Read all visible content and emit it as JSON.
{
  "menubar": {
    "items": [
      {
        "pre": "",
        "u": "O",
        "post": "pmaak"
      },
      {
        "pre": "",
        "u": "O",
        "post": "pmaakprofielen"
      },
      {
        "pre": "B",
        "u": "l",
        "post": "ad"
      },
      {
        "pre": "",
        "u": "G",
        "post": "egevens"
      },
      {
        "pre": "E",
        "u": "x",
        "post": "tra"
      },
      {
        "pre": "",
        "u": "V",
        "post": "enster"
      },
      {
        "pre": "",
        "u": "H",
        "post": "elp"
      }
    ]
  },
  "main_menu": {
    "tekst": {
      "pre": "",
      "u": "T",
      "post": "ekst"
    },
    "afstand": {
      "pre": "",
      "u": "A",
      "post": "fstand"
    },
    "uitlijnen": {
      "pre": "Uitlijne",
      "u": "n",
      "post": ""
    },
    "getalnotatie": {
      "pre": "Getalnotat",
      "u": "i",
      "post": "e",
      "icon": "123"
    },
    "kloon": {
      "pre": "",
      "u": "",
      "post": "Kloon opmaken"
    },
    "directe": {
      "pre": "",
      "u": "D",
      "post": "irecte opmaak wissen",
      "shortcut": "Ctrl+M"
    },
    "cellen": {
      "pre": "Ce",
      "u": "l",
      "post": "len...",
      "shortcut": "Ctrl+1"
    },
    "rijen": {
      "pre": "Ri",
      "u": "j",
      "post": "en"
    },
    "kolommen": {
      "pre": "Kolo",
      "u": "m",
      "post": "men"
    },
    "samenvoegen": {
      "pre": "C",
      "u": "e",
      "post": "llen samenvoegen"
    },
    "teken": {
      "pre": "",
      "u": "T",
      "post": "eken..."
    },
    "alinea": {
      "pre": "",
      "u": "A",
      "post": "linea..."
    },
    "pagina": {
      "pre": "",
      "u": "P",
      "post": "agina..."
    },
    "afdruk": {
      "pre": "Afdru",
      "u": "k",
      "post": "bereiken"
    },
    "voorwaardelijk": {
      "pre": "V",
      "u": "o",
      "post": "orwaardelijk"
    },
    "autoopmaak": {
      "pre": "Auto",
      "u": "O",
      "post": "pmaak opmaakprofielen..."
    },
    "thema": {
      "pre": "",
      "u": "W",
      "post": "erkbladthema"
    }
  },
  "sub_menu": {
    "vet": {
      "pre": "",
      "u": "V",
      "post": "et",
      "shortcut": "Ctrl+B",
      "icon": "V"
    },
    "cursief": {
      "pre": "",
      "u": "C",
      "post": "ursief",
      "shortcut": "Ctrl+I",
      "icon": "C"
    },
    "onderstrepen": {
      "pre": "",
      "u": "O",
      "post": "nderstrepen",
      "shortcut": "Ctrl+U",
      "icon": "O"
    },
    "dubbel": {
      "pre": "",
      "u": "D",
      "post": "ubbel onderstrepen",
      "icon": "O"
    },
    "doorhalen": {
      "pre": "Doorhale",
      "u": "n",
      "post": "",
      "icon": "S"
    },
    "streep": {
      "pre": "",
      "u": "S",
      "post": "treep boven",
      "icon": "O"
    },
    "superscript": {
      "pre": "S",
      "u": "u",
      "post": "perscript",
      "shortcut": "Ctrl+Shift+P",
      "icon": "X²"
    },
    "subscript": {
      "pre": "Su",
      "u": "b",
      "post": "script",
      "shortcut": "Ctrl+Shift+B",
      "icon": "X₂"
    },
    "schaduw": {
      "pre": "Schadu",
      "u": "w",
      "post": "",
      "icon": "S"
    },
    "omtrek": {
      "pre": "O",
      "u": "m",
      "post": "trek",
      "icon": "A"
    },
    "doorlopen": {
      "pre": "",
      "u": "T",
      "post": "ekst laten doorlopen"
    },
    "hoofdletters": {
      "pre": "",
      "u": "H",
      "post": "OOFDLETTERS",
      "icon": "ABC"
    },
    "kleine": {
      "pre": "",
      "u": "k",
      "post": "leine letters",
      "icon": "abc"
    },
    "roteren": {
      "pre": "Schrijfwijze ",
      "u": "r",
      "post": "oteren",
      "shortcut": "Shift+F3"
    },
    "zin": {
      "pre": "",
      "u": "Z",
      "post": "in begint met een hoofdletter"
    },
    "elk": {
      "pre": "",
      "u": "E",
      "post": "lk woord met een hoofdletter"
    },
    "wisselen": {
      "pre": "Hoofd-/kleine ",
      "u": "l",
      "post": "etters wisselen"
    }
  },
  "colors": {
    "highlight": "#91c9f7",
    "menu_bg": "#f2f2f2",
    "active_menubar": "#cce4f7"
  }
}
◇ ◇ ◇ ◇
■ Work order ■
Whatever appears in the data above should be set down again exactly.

■ Task response ■
Read all visible content and emit it as JSON.
{
  "menubar": {
    "items": [
      {
        "pre": "",
        "u": "O",
        "post": "pmaak"
      },
      {
        "pre": "",
        "u": "O",
        "post": "pmaakprofielen"
      },
      {
        "pre": "B",
        "u": "l",
        "post": "ad"
      },
      {
        "pre": "",
        "u": "G",
        "post": "egevens"
      },
      {
        "pre": "E",
        "u": "x",
        "post": "tra"
      },
      {
        "pre": "",
        "u": "V",
        "post": "enster"
      },
      {
        "pre": "",
        "u": "H",
        "post": "elp"
      }
    ]
  },
  "main_menu": {
    "tekst": {
      "pre": "",
      "u": "T",
      "post": "ekst"
    },
    "afstand": {
      "pre": "",
      "u": "A",
      "post": "fstand"
    },
    "uitlijnen": {
      "pre": "Uitlijne",
      "u": "n",
      "post": ""
    },
    "getalnotatie": {
      "pre": "Getalnotat",
      "u": "i",
      "post": "e",
      "icon": "123"
    },
    "kloon": {
      "pre": "",
      "u": "",
      "post": "Kloon opmaken"
    },
    "directe": {
      "pre": "",
      "u": "D",
      "post": "irecte opmaak wissen",
      "shortcut": "Ctrl+M"
    },
    "cellen": {
      "pre": "Ce",
      "u": "l",
      "post": "len...",
      "shortcut": "Ctrl+1"
    },
    "rijen": {
      "pre": "Ri",
      "u": "j",
      "post": "en"
    },
    "kolommen": {
      "pre": "Kolo",
      "u": "m",
      "post": "men"
    },
    "samenvoegen": {
      "pre": "C",
      "u": "e",
      "post": "llen samenvoegen"
    },
    "teken": {
      "pre": "",
      "u": "T",
      "post": "eken..."
    },
    "alinea": {
      "pre": "",
      "u": "A",
      "post": "linea..."
    },
    "pagina": {
      "pre": "",
      "u": "P",
      "post": "agina..."
    },
    "afdruk": {
      "pre": "Afdru",
      "u": "k",
      "post": "bereiken"
    },
    "voorwaardelijk": {
      "pre": "V",
      "u": "o",
      "post": "orwaardelijk"
    },
    "autoopmaak": {
      "pre": "Auto",
      "u": "O",
      "post": "pmaak opmaakprofielen..."
    },
    "thema": {
      "pre": "",
      "u": "W",
      "post": "erkbladthema"
    }
  },
  "sub_menu": {
    "vet": {
      "pre": "",
      "u": "V",
      "post": "et",
      "shortcut": "Ctrl+B",
      "icon": "V"
    },
    "cursief": {
      "pre": "",
      "u": "C",
      "post": "ursief",
      "shortcut": "Ctrl+I",
      "icon": "C"
    },
    "onderstrepen": {
      "pre": "",
      "u": "O",
      "post": "nderstrepen",
      "shortcut": "Ctrl+U",
      "icon": "O"
    },
    "dubbel": {
      "pre": "",
      "u": "D",
      "post": "ubbel onderstrepen",
      "icon": "O"
    },
    "doorhalen": {
      "pre": "Doorhale",
      "u": "n",
      "post": "",
      "icon": "S"
    },
    "streep": {
      "pre": "",
      "u": "S",
      "post": "treep boven",
      "icon": "O"
    },
    "superscript": {
      "pre": "S",
      "u": "u",
      "post": "perscript",
      "shortcut": "Ctrl+Shift+P",
      "icon": "X²"
    },
    "subscript": {
      "pre": "Su",
      "u": "b",
      "post": "script",
      "shortcut": "Ctrl+Shift+B",
      "icon": "X₂"
    },
    "schaduw": {
      "pre": "Schadu",
      "u": "w",
      "post": "",
      "icon": "S"
    },
    "omtrek": {
      "pre": "O",
      "u": "m",
      "post": "trek",
      "icon": "A"
    },
    "doorlopen": {
      "pre": "",
      "u": "T",
      "post": "ekst laten doorlopen"
    },
    "hoofdletters": {
      "pre": "",
      "u": "H",
      "post": "OOFDLETTERS",
      "icon": "ABC"
    },
    "kleine": {
      "pre": "",
      "u": "k",
      "post": "leine letters",
      "icon": "abc"
    },
    "roteren": {
      "pre": "Schrijfwijze ",
      "u": "r",
      "post": "oteren",
      "shortcut": "Shift+F3"
    },
    "zin": {
      "pre": "",
      "u": "Z",
      "post": "in begint met een hoofdletter"
    },
    "elk": {
      "pre": "",
      "u": "E",
      "post": "lk woord met een hoofdletter"
    },
    "wisselen": {
      "pre": "Hoofd-/kleine ",
      "u": "l",
      "post": "etters wisselen"
    }
  },
  "colors": {
    "highlight": "#91c9f7",
    "menu_bg": "#f2f2f2",
    "active_menubar": "#cce4f7"
  }
}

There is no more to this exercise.